**Work instructions**: When the word "thumb" appears in a line of the data below, list that line.
═════ Materials provided
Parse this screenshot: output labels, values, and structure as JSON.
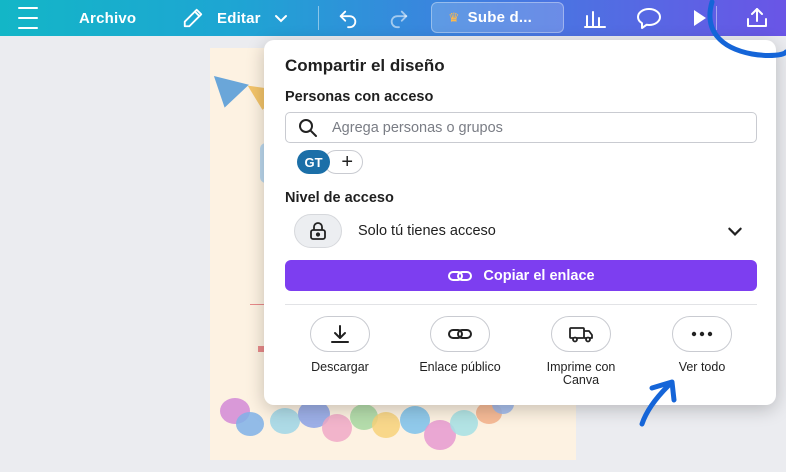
{
  "toolbar": {
    "menu_icon": "hamburger-icon",
    "archivo_label": "Archivo",
    "editar_label": "Editar",
    "sube_label": "Sube d...",
    "colors": {
      "gradient_start": "#13b6c7",
      "gradient_end": "#6a55e6"
    }
  },
  "share_panel": {
    "title": "Compartir el diseño",
    "people_label": "Personas con acceso",
    "search_placeholder": "Agrega personas o grupos",
    "avatar_initials": "GT",
    "access_level_label": "Nivel de acceso",
    "access_value": "Solo tú tienes acceso",
    "copy_link_label": "Copiar el enlace",
    "accent_color": "#7d3ef0",
    "actions": [
      {
        "label": "Descargar",
        "icon": "download-icon"
      },
      {
        "label": "Enlace público",
        "icon": "link-icon"
      },
      {
        "label": "Imprime con Canva",
        "icon": "truck-icon"
      },
      {
        "label": "Ver todo",
        "icon": "more-icon"
      }
    ]
  }
}
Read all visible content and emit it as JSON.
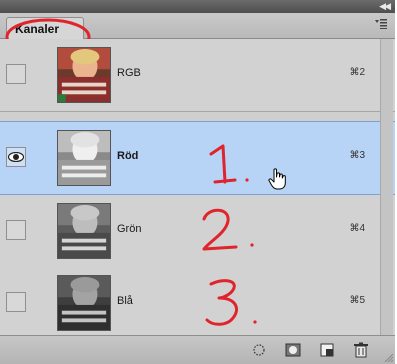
{
  "panel": {
    "tab_label": "Kanaler"
  },
  "channels": [
    {
      "label": "RGB",
      "shortcut": "⌘2",
      "visible": false,
      "selected": false,
      "thumb": "color"
    },
    {
      "label": "Röd",
      "shortcut": "⌘3",
      "visible": true,
      "selected": true,
      "thumb": "gray-light"
    },
    {
      "label": "Grön",
      "shortcut": "⌘4",
      "visible": false,
      "selected": false,
      "thumb": "gray"
    },
    {
      "label": "Blå",
      "shortcut": "⌘5",
      "visible": false,
      "selected": false,
      "thumb": "gray-dark"
    }
  ],
  "annotations": {
    "num1": "1.",
    "num2": "2.",
    "num3": "3."
  },
  "toolbar": {
    "icons": [
      "load-selection-icon",
      "save-selection-icon",
      "new-channel-icon",
      "trash-icon"
    ]
  },
  "colors": {
    "selected_row": "#b7d3f5",
    "annotation_red": "#e0242c",
    "panel_bg": "#d2d2d2"
  }
}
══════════
**Result for this task**:
      "thumb": "color"
      "thumb": "gray-light"
      "thumb": "gray"
      "thumb": "gray-dark"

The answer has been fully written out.